Since the Winter Classic is produced by the league and not by any one team, my relationship with the Dallas Stars was not going to result in an automatic entry into the gates with mics in hand. I had to make my case to the Stars that it would be worth it for me to be there rolling sound on their behalf, and they had to clear my presence with NHL brass. After several emails back and forth, I was eventually put on the list, and I began planning my setup.
I knew I would have to be relatively mobile and I wasn’t guaranteed access to any isolated part of the field even with a media credential, so I opted for a mic setup that could be self-contained and mobile, but would still capture wide stereo and surround sound at the highest level. I opted for a Schoeps double M/S setup along with a pair of Crown PZM mics and flanked by a wide pair of Sennheiser 416s. I fit this entire rig (including mic stands and wind protection) into a travel suitcase with wheels.
This level of mobility ended up being incredibly important because I had no parking pass – so I opted to take the train with gear in hand from the Inwood station all the way down to my final setup position next to the field. I hopped the train at 8:30 am and found it already packed full with good-natured Predators fans. Once I arrived I negotiated my way to a prime spot right by the pyro and behind the stage with the stage manager on that end of the stadium. The game didn’t start until 12:30, but I was setup and in position by 10am. The only thing left to do was wait.
When the gates opened and the fans started pouring in, I really started to get a feel for the scale of the event. It seemed like every two sections could hold an entire AAC full of Stars fans. They just poured in through the gates for an hour leading up to game time.
Finally we were ready to begin, and I was first treated to one of the most memorable productions of the national anthem I’ve ever been a part of. Stars fans always hit the ‘Stars!” part of the line ‘Oh say does that star – spangled banner yet wave’ during the anthem, but 85,000 people sounds a LOT bigger than 18,000 people. It was the first moment when everyone in the stadium felt what the collective power of the fans was going to be able to do here. The anthem ended with pyrotechnics and a flyover. The game was on.
The Stars have been a streaky team this season – the Winter Classic was a perfect microcosm of that. A couple of ugly early penalties led to two quick Nashville goals. The 20K yellow-sweatered fans in attendance made themselves heard, while the rest of the arena settled into a worried silence for the rest of the period.

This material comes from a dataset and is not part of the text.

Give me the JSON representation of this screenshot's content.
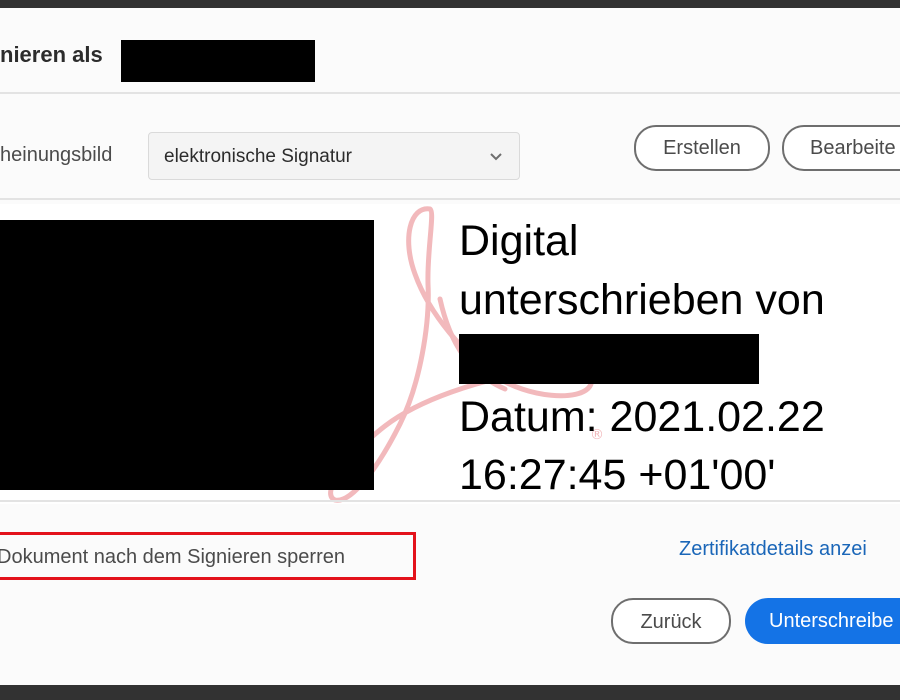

The score stayed 2-0 deep into the second period. The game started to feel like it would end up being a dud. Then the Stars scored a gritty goal, and the stadium came alive.
Finally, 85K fans stood up and gave voice. Just like in the national anthem, it was obvious to everyone in the stadium that this was a VERY different sound. Nashville started getting sloppy while the Stars drew their first power play in the third. The throng of delirious fans went full-bore with the Jeff K-led power play chant.
In the end, the Stars scored four unanswered goals to come back and win. Every time they scored, the stadium rose, screamed, and forgot it was cold outside. It was a spectacular experience, and will be one I’ll remember for the rest of my life.